Task brief> Return every entry in full, with no alterations.

#### Task input

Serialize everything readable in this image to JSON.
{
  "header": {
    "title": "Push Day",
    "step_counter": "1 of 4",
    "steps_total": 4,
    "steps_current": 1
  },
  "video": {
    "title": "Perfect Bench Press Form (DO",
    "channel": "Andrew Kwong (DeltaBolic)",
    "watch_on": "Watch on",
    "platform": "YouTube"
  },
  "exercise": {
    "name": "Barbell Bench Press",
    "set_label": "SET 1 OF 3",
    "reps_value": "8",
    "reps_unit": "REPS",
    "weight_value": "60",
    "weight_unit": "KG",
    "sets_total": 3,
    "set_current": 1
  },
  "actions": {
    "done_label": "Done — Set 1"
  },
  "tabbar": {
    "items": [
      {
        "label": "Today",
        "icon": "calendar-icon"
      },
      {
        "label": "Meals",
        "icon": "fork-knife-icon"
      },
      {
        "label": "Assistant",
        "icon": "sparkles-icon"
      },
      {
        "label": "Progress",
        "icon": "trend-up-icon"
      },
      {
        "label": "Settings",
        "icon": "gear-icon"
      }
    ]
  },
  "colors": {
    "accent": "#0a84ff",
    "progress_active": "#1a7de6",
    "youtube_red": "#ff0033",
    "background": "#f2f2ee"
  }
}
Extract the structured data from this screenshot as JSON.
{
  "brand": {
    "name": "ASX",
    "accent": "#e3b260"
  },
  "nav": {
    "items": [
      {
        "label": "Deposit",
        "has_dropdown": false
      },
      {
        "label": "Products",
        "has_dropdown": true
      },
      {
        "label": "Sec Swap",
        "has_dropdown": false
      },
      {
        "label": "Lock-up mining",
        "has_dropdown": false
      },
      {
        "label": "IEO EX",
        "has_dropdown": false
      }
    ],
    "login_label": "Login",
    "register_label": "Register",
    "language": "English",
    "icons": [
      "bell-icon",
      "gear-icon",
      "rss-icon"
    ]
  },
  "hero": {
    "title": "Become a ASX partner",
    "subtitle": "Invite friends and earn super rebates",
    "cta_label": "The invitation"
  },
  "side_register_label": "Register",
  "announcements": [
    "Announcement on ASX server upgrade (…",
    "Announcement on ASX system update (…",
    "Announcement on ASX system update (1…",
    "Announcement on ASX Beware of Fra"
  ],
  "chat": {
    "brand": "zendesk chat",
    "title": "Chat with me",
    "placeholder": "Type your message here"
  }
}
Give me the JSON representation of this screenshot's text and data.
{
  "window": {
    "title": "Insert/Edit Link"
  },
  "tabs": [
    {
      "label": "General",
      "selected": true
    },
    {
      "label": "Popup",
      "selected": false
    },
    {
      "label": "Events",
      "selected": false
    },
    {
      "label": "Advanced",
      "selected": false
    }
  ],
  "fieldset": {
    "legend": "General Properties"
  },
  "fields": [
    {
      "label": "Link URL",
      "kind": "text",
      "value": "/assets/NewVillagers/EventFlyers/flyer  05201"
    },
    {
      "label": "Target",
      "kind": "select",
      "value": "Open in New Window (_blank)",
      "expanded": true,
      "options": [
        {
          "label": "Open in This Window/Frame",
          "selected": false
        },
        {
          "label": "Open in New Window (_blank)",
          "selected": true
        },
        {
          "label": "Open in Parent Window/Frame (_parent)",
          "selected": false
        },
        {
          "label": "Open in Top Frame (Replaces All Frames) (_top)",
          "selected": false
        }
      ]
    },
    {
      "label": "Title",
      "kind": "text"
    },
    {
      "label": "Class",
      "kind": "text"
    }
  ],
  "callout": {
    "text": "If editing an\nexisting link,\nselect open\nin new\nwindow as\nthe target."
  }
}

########

Completed task>
Serialize everything readable in this image to JSON.
{
  "header": {
    "title": "Push Day",
    "step_counter": "1 of 4",
    "steps_total": 4,
    "steps_current": 1
  },
  "video": {
    "title": "Perfect Bench Press Form (DO",
    "channel": "Andrew Kwong (DeltaBolic)",
    "watch_on": "Watch on",
    "platform": "YouTube"
  },
  "exercise": {
    "name": "Barbell Bench Press",
    "set_label": "SET 1 OF 3",
    "reps_value": "8",
    "reps_unit": "REPS",
    "weight_value": "60",
    "weight_unit": "KG",
    "sets_total": 3,
    "set_current": 1
  },
  "actions": {
    "done_label": "Done — Set 1"
  },
  "tabbar": {
    "items": [
      {
        "label": "Today",
        "icon": "calendar-icon"
      },
      {
        "label": "Meals",
        "icon": "fork-knife-icon"
      },
      {
        "label": "Assistant",
        "icon": "sparkles-icon"
      },
      {
        "label": "Progress",
        "icon": "trend-up-icon"
      },
      {
        "label": "Settings",
        "icon": "gear-icon"
      }
    ]
  },
  "colors": {
    "accent": "#0a84ff",
    "progress_active": "#1a7de6",
    "youtube_red": "#ff0033",
    "background": "#f2f2ee"
  }
}
Extract the structured data from this screenshot as JSON.
{
  "brand": {
    "name": "ASX",
    "accent": "#e3b260"
  },
  "nav": {
    "items": [
      {
        "label": "Deposit",
        "has_dropdown": false
      },
      {
        "label": "Products",
        "has_dropdown": true
      },
      {
        "label": "Sec Swap",
        "has_dropdown": false
      },
      {
        "label": "Lock-up mining",
        "has_dropdown": false
      },
      {
        "label": "IEO EX",
        "has_dropdown": false
      }
    ],
    "login_label": "Login",
    "register_label": "Register",
    "language": "English",
    "icons": [
      "bell-icon",
      "gear-icon",
      "rss-icon"
    ]
  },
  "hero": {
    "title": "Become a ASX partner",
    "subtitle": "Invite friends and earn super rebates",
    "cta_label": "The invitation"
  },
  "side_register_label": "Register",
  "announcements": [
    "Announcement on ASX server upgrade (…",
    "Announcement on ASX system update (…",
    "Announcement on ASX system update (1…",
    "Announcement on ASX Beware of Fra"
  ],
  "chat": {
    "brand": "zendesk chat",
    "title": "Chat with me",
    "placeholder": "Type your message here"
  }
}
Give me the JSON representation of this screenshot's text and data.
{
  "window": {
    "title": "Insert/Edit Link"
  },
  "tabs": [
    {
      "label": "General",
      "selected": true
    },
    {
      "label": "Popup",
      "selected": false
    },
    {
      "label": "Events",
      "selected": false
    },
    {
      "label": "Advanced",
      "selected": false
    }
  ],
  "fieldset": {
    "legend": "General Properties"
  },
  "fields": [
    {
      "label": "Link URL",
      "kind": "text",
      "value": "/assets/NewVillagers/EventFlyers/flyer  05201"
    },
    {
      "label": "Target",
      "kind": "select",
      "value": "Open in New Window (_blank)",
      "expanded": true,
      "options": [
        {
          "label": "Open in This Window/Frame",
          "selected": false
        },
        {
          "label": "Open in New Window (_blank)",
          "selected": true
        },
        {
          "label": "Open in Parent Window/Frame (_parent)",
          "selected": false
        },
        {
          "label": "Open in Top Frame (Replaces All Frames) (_top)",
          "selected": false
        }
      ]
    },
    {
      "label": "Title",
      "kind": "text"
    },
    {
      "label": "Class",
      "kind": "text"
    }
  ],
  "callout": {
    "text": "If editing an\nexisting link,\nselect open\nin new\nwindow as\nthe target."
  }
}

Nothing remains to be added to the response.